This musical ‘tombstone’ marks the passing of the divine Mr. Harrison in a manner reminiscent of the lute or harpsichord tombeaux of the French Baroque, and was written specifically for the refretted National Steel Guitar, an instrument of his own invention.
The initial keening of the Plaint is followed by the repetitions of a descending Passacaglia (with nods to both Purcell & Harrison’s teacher Schoenberg), which itself begins to descend as the movement progresses. The grieving gradually subsides with the Valse Triste, whose bittersweet harmonies remind us that the dance of life continues in spite of loss, while the spritely Jahla varies a theme from Harrison’s lovely Music Primer and is resplendent with the energetic inertia of Harrison’s final decades, only to be cut short, mid-leap, as was the composer’s life. The final measures are in keeping with the onomatopoetic images of several 17th century predecessors that represented, for example, a soul’s upward journey towards heaven with a final ascending scale, or the infamous descending scale which—rather than condemn the deceased to eternal damnation—simply described one composer’s ultimate corporeal demise that was caused by the artist unintentionally descending a staircase, headfirst.

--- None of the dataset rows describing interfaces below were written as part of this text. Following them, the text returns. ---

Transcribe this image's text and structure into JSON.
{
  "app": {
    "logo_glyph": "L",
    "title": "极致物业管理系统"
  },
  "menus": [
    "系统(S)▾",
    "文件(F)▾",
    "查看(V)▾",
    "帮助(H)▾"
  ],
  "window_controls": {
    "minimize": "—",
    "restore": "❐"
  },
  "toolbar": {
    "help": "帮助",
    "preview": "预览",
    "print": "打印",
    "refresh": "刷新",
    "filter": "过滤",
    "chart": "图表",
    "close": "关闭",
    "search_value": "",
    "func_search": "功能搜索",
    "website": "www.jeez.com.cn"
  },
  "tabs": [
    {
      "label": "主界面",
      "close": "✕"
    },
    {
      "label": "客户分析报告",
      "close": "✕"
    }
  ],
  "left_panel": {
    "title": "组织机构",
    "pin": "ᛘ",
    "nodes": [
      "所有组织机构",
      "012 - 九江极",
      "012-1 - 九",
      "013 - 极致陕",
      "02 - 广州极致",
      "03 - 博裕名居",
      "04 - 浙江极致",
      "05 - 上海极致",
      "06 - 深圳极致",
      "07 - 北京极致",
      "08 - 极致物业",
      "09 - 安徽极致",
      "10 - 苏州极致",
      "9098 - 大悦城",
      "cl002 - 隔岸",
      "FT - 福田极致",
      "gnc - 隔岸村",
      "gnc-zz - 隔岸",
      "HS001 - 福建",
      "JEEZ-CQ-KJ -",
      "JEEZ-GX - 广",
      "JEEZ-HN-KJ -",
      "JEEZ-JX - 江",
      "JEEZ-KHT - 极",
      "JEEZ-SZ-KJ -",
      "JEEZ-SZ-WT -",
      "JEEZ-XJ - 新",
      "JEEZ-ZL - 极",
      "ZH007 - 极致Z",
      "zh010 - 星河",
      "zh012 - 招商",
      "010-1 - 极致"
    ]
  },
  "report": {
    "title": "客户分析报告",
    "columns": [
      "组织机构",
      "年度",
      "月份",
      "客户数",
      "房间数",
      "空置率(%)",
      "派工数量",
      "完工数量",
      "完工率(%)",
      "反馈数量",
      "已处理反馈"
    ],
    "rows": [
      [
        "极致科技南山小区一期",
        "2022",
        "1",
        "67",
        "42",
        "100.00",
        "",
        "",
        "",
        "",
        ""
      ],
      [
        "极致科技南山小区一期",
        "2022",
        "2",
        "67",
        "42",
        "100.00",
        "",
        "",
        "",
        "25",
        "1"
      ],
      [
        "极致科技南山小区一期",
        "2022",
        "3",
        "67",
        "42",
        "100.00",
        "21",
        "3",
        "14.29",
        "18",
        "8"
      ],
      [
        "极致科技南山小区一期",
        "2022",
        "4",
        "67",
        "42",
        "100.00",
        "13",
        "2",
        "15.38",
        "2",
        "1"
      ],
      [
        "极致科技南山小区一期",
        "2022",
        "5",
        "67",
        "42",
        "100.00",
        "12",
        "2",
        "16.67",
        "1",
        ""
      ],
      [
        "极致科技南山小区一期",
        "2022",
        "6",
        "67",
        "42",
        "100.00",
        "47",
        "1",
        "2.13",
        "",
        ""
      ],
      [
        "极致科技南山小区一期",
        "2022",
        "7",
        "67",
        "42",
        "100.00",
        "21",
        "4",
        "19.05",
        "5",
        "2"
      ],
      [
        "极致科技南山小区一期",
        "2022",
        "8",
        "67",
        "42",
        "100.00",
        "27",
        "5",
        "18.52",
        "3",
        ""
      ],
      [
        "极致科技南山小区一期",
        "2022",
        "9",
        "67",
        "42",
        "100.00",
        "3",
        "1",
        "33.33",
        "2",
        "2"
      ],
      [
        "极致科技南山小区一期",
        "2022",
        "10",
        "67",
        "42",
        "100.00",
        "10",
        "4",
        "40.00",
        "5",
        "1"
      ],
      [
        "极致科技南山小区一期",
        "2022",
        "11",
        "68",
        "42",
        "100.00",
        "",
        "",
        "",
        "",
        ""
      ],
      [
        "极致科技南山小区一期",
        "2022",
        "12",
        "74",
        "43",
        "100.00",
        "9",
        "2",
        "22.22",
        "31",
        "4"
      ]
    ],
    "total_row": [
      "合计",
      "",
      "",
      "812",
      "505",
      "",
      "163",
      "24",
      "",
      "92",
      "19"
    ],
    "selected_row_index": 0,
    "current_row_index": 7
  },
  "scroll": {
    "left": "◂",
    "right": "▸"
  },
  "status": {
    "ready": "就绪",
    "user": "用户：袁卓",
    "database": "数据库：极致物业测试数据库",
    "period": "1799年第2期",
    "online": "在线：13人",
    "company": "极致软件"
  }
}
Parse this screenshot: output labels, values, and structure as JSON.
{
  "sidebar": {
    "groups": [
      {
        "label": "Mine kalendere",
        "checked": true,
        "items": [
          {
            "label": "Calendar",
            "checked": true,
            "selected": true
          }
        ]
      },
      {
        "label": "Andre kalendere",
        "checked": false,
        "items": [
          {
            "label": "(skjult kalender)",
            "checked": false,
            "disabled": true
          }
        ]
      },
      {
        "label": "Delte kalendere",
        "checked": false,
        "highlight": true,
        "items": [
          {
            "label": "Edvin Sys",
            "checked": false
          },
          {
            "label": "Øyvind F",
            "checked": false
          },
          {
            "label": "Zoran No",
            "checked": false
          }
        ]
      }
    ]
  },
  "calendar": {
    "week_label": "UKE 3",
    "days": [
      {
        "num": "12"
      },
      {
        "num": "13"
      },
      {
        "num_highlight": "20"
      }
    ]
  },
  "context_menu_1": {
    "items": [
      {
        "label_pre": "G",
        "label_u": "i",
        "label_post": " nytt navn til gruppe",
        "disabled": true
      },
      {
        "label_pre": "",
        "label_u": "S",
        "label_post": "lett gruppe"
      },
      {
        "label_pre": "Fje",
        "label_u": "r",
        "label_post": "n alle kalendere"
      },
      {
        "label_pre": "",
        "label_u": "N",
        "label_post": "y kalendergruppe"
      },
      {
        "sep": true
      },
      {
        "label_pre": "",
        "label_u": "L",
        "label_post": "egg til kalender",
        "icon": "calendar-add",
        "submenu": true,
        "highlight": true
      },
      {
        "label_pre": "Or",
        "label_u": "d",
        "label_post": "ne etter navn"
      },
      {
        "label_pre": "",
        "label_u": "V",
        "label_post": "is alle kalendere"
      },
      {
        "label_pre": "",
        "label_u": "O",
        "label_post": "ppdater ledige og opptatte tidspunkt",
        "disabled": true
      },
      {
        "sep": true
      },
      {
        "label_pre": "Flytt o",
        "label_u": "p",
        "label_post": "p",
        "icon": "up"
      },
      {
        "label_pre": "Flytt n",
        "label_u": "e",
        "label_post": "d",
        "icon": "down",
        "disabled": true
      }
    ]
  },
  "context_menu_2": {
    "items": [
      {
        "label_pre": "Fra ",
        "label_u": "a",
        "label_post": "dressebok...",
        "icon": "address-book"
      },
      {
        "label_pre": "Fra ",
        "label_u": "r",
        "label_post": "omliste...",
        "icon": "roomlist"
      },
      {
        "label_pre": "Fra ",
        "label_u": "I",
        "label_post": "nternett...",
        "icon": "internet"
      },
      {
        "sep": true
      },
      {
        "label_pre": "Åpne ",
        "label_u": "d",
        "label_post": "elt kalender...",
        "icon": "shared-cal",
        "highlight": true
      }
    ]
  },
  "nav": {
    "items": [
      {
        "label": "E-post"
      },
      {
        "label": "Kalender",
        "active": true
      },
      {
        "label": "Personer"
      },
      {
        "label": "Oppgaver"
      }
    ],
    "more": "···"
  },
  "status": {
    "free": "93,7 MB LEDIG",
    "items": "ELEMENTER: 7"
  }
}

Tombo por Lou was written on the chilly Northern Coast of California with the title to Guy Madden’s 2003 film The Saddest Music in the World constantly in my thoughts. The title is in Esperanto, one of Harrison’s many passions. — J.S.
About John Schneider
Called “A delight” by the New York Times and a “Microtonalist maven” by the Wall Street Journal, JOHN SCHNEIDER is the Grammy winning guitarist, composer,author, and broadcaster whose programs have…